§ **Assigned task**
In the data, find the word "JSON" and copy out every line that has it.

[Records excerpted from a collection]
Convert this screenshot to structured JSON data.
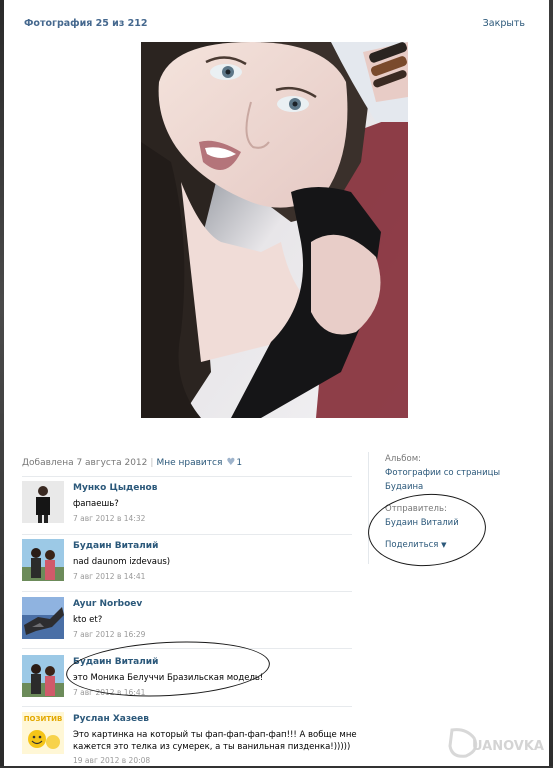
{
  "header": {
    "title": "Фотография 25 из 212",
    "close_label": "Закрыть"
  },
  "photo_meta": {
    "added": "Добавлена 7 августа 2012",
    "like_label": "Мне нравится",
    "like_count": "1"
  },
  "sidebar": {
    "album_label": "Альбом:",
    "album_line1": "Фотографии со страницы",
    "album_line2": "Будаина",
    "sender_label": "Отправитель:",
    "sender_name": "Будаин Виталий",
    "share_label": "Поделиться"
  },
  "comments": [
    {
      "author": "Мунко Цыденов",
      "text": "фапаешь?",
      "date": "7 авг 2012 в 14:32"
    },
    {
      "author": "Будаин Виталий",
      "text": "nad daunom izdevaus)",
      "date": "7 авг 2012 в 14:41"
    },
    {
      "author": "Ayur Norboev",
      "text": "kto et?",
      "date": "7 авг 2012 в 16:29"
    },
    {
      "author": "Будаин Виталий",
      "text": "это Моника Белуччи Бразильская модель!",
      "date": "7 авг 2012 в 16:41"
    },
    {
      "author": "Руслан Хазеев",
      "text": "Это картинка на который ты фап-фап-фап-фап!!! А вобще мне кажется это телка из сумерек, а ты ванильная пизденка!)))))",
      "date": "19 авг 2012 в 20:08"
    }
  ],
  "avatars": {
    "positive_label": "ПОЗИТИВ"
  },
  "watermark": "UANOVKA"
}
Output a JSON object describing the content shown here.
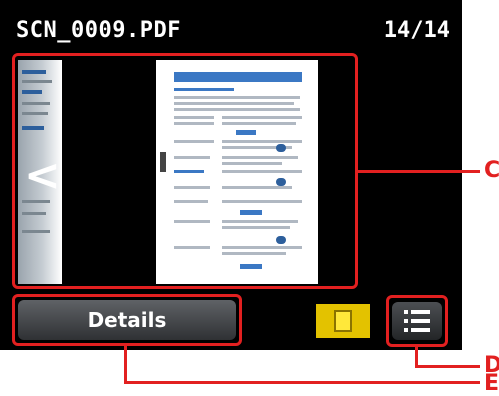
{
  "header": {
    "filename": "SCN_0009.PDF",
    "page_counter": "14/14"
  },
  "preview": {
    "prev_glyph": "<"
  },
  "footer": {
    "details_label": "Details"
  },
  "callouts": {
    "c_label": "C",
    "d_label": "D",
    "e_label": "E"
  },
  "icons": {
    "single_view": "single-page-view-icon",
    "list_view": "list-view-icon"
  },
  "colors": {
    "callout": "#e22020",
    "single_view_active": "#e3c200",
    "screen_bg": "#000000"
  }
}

§ **Output of the exercise**
Convert this screenshot to structured JSON data.
Output a JSON object describing the content shown here.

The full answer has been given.